According to Sunglassestracker, Egypt is experiencing political uncertainty that is not easy to resolve, with sudden transitions, periodic unrest, violence, clashes and repressive actions by the military. The repercussions on the economic level are readable through the continuous slowdown in national wealth, which has grown by an average of 2% since 2011, when in the first ten years of 2000 it increased by 5% per year. Per capita income too (with prices being equal) it recorded a slowdown, but not a decline, settling, according to the World Bank, steadily above $ 10,000 on average. The drastic reduction of the neoliberal reform actions undertaken with the Mubārak government have been accompanied by the increase in social spending to meet the demands of popular protests. The sectors most affected were tourism and construction, but almost all sectors suffered a decline, pushing up the level of unemployment, estimated in 2014 at 13.4% of the active population, when only three years earlier was 9%. Since the beginning of the crisis, Egypt has withdrawn foreign exchange reserves, increasingly dependent on foreign assistance, particularly from the Gulf countries, to finance imports and energy products in an attempt to prevent further devaluation of the Egyptian pound and consequent inflation, which reached 6.9% in 2013. Agriculture still plays an important role, generating 14.5% of GDP (2013) and employing 29% of the workforce.

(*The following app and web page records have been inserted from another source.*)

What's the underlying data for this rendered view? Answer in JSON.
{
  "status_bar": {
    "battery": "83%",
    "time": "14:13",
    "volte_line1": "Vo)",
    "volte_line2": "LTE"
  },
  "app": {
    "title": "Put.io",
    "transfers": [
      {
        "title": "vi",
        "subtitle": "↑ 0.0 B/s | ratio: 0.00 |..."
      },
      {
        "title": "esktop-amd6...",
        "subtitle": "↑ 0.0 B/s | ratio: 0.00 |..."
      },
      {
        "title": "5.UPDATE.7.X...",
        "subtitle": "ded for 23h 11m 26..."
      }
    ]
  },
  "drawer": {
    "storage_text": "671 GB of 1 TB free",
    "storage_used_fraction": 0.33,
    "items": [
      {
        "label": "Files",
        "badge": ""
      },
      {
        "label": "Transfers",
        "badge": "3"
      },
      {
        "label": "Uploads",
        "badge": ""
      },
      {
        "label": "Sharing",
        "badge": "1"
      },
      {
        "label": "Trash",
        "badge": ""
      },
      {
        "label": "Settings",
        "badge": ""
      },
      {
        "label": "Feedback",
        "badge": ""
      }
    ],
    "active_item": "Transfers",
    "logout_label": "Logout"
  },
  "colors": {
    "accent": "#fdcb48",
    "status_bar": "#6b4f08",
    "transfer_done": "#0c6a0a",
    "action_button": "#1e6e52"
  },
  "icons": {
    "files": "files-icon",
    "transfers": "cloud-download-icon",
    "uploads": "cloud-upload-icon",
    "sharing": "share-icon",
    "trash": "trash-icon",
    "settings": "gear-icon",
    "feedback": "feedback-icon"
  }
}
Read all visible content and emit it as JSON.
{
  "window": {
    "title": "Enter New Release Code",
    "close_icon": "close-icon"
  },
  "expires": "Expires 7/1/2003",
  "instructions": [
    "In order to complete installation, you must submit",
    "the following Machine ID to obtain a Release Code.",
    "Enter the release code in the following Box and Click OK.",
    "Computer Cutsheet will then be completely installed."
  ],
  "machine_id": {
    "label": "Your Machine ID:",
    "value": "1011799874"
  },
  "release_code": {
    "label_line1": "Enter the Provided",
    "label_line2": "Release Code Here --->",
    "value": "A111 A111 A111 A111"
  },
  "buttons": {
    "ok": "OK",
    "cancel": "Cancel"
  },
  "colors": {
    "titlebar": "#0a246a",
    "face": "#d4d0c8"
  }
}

Cotton remains one of the main productions in the country (7th in the world in cotton yarns), which has ensured an important role for the textile industry. The industrial sector, which in 2013 guaranteed 37.5% of the national product, has the main components in the steel industry and in the extraction of hydrocarbons. Despite the political crisis and continuous fluctuations, tourism remains the most important activity of the tertiary sector and, in general, of the Egyptian economy, employing over 12% of the workforce.